All K-12 teachers, including social studies teachers, have a shared responsibility for developing students literacy skills. In many ways, social studies is or should be the non-fiction reading and writing class. It has been reported on numerous blogs and articles that English teachers are being forced to give up teaching classic and high quality literature, so that they can put more emphasis on non-fiction informational text. However, the introduction section of the Common Core State Standards for English Language Arts clearly states that teaching literacy is a shared responsibility in our schools. Language arts teachers can and should continue to teacher great literature, as adopted by their local school boards, and teachers in social studies and the other content should engage their reading a variety of texts / documents, researching, and writing on a regular basis.
The except below is from the Key Design Elements section of the Introduction of the Common Core State Standards for English Language Arts – http://www.corestandards.org/ELA-Literacy/introduction/key-design-consideration
The Standards insist that instruction in reading, writing, speaking, listening, and language be a shared responsibility within the school. The K–5 standards include expectations for reading, writing, speaking, listening, and language applicable to a range of subjects, including but not limited to ELA. The grades 6–12 standards are divided into two sections, one for ELA and the other for history/social studies, science, and technical subjects. This division reflects the unique, time-honored place of ELA teachers in developing students’ literacy skills while at the same time recognizing that teachers in other areas must have a role in this development as well.
Part of the motivation behind the interdisciplinary approach to literacy promulgated by the Standards is extensive research establishing the need for college and career ready students to be proficient in reading complex informational text independently in a variety of content areas. Most of the required reading in college and workforce training programs is informational in structure and challenging in content; postsecondary education programs typically provide students with both a higher volume of such reading than is generally required in K–12 schools and comparatively little scaffolding.
The Standards are not alone in calling for a special emphasis on informational text. The 2009 reading framework of the National Assessment of Educational Progress (NAEP) requires a high and increasing proportion of informational text on its assessment as students advance through the grades.
Distribution of Literary and Informational Passages by Grade in the 2009 NAEP Reading Framework
(2008). Reading framework for the 2009 National Assessment of Educational Progress. Washington, DC: U.S. Government Printing Office.

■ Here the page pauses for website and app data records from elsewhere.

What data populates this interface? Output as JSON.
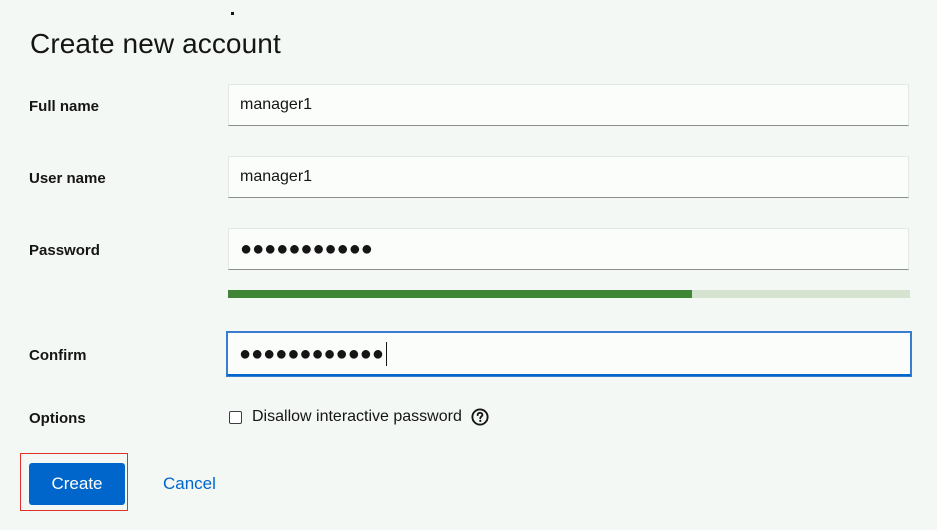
{
  "dialog": {
    "title": "Create new account"
  },
  "form": {
    "full_name": {
      "label": "Full name",
      "value": "manager1"
    },
    "user_name": {
      "label": "User name",
      "value": "manager1"
    },
    "password": {
      "label": "Password",
      "masked_value": "●●●●●●●●●●●",
      "strength_fraction": 0.68,
      "strength_color": "#3e8635"
    },
    "confirm": {
      "label": "Confirm",
      "masked_value": "●●●●●●●●●●●●"
    },
    "options": {
      "label": "Options",
      "disallow_interactive_label": "Disallow interactive password",
      "disallow_interactive_checked": false,
      "help_icon": "question-circle-icon"
    }
  },
  "actions": {
    "create_label": "Create",
    "cancel_label": "Cancel"
  },
  "colors": {
    "accent": "#0066cc",
    "highlight": "#e0302a"
  }
}
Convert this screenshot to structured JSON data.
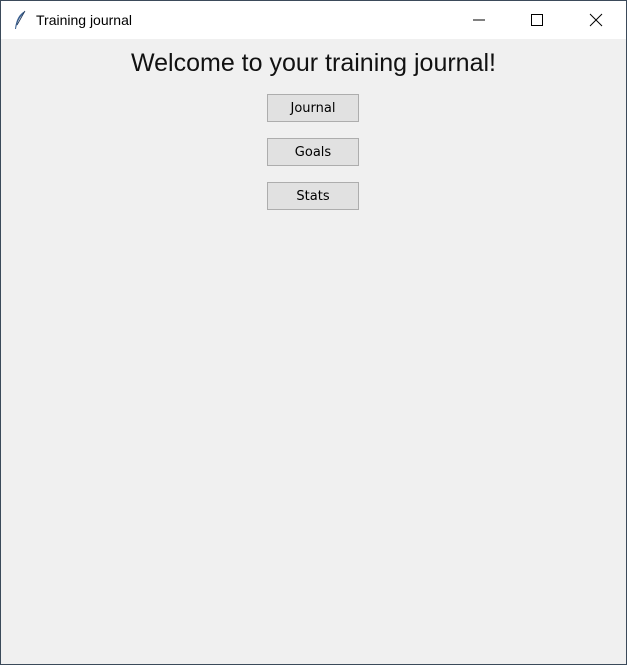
{
  "window": {
    "title": "Training journal",
    "app_icon": "feather-icon",
    "controls": {
      "minimize": "minimize-icon",
      "maximize": "maximize-icon",
      "close": "close-icon"
    }
  },
  "main": {
    "heading": "Welcome to your training journal!",
    "buttons": [
      {
        "label": "Journal"
      },
      {
        "label": "Goals"
      },
      {
        "label": "Stats"
      }
    ]
  },
  "colors": {
    "background": "#f0f0f0",
    "titlebar": "#ffffff",
    "button_face": "#e1e1e1",
    "button_border": "#adadad"
  }
}
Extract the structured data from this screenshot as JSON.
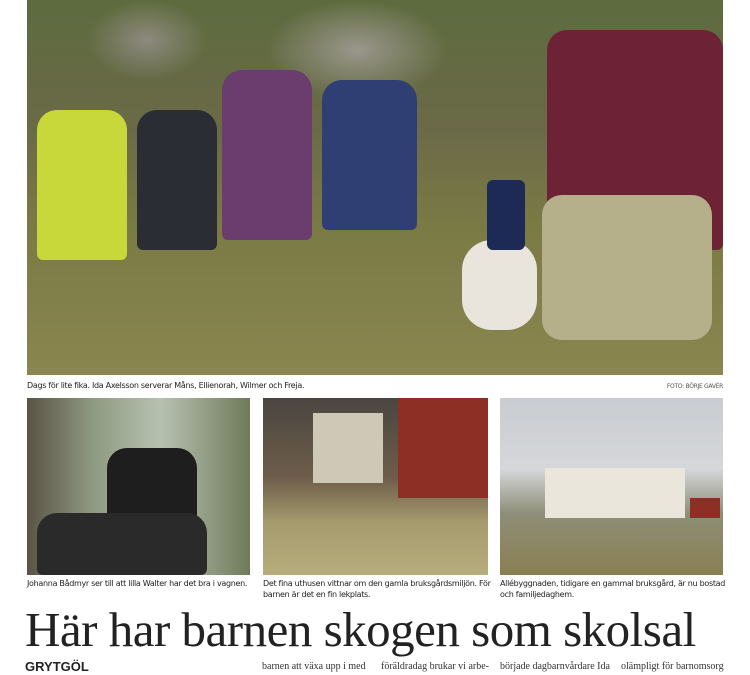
{
  "main_photo": {
    "caption": "Dags för lite fika. Ida Axelsson serverar Måns, Ellienorah, Wilmer och Freja.",
    "credit": "FOTO: BÖRJE GAVÉR"
  },
  "photos": [
    {
      "caption": "Johanna Bådmyr ser till att lilla Walter har det bra i vagnen."
    },
    {
      "caption": "Det fina uthusen vittnar om den gamla bruksgårdsmiljön. För barnen är det en fin lekplats."
    },
    {
      "caption": "Allébyggnaden, tidigare en gammal bruksgård, är nu bostad och familjedaghem."
    }
  ],
  "article": {
    "headline": "Här har barnen skogen som skolsal",
    "dateline": "GRYTGÖL",
    "columns": [
      "barnen att växa upp i med",
      "föräldradag brukar vi arbe-",
      "började dagbarnvårdare Ida",
      "olämpligt för barnomsorg"
    ]
  }
}
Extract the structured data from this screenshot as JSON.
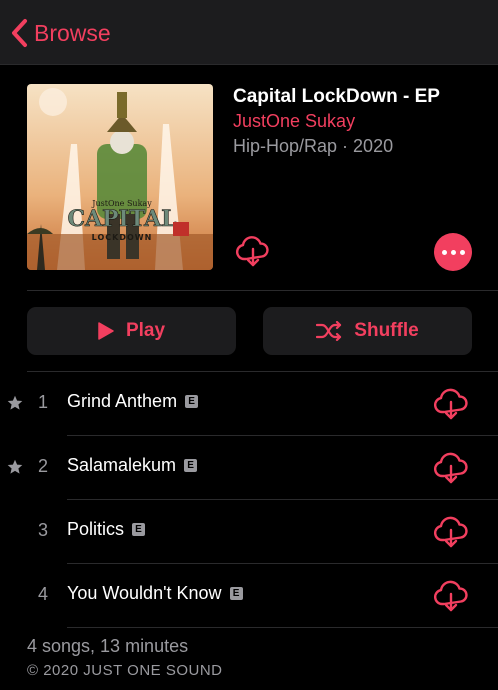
{
  "nav": {
    "back_label": "Browse"
  },
  "album": {
    "title": "Capital LockDown - EP",
    "artist": "JustOne Sukay",
    "genre_year": "Hip-Hop/Rap · 2020",
    "art_text": {
      "top": "JustOne Sukay",
      "main": "CAPITAL",
      "sub": "LOCKDOWN"
    }
  },
  "actions": {
    "play_label": "Play",
    "shuffle_label": "Shuffle"
  },
  "tracks": [
    {
      "number": "1",
      "title": "Grind Anthem",
      "explicit": "E",
      "starred": true
    },
    {
      "number": "2",
      "title": "Salamalekum",
      "explicit": "E",
      "starred": true
    },
    {
      "number": "3",
      "title": "Politics",
      "explicit": "E",
      "starred": false
    },
    {
      "number": "4",
      "title": "You Wouldn't Know",
      "explicit": "E",
      "starred": false
    }
  ],
  "footer": {
    "summary": "4 songs, 13 minutes",
    "copyright": "© 2020 JUST ONE SOUND"
  },
  "colors": {
    "accent": "#f23f5f",
    "secondary_text": "#9a9a9f",
    "background": "#000000",
    "surface": "#1c1c1e"
  },
  "icons": [
    "chevron-left-icon",
    "cloud-download-icon",
    "more-icon",
    "play-icon",
    "shuffle-icon",
    "star-icon",
    "explicit-icon"
  ]
}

The Standards aim to align instruction with this framework so that many more students than at present can meet the requirements of college and career readiness. In K–5, the Standards follow NAEP’s lead in balancing the reading of literature with the reading of informational texts, including texts in history/social studies, science, and technical subjects. In accord with NAEP’s growing emphasis on informational texts in the higher grades, the Standards demand that a significant amount of reading of informational texts take place in and outside the ELA classroom. Fulfilling the Standards for 6–12 ELA requires much greater attention to a specific category of informational text—literary nonfiction—than has been traditional. Because the ELA classroom must focus on literature (stories, drama, and poetry) as well as literary nonfiction, a great deal of informational reading in grades 6–12 must take place in other classes if the NAEP assessment framework is to be matched instructionally.1 To measure students’ growth toward college and career readiness, assessments aligned with the Standards should adhere to the distribution of texts across grades cited in the NAEP framework.
NAEP likewise outlines a distribution across the grades of the core purposes and types of student writing. The 2011 NAEP framework, like the Standards, cultivates the development of three mutually reinforcing writing capacities: writing to persuade, to explain, and to convey real or imagined experience. Evidence concerning the demands of college and career readiness gathered during development of the Standards concurs with NAEP’s shifting emphases: standards for grades 9–12 describe writing in all three forms, but, consistent with NAEP, the overwhelming focus of writing throughout high school should be on arguments and informative/explanatory texts.2
Distribution of Communicative Purposes by Grade in the 2011 NAEP Writing Framework
|Grade||To Persuade||To Explain||To Convey Experience|
Source: National Assessment Governing Board. (2007). Writing framework for the 2011 National Assessment of Educational Progress, pre-publication edition. Iowa City, IA: ACT, Inc.
It follows that writing assessments aligned with the Standards should adhere to the distribution of writing purposes across grades outlined by NAEP.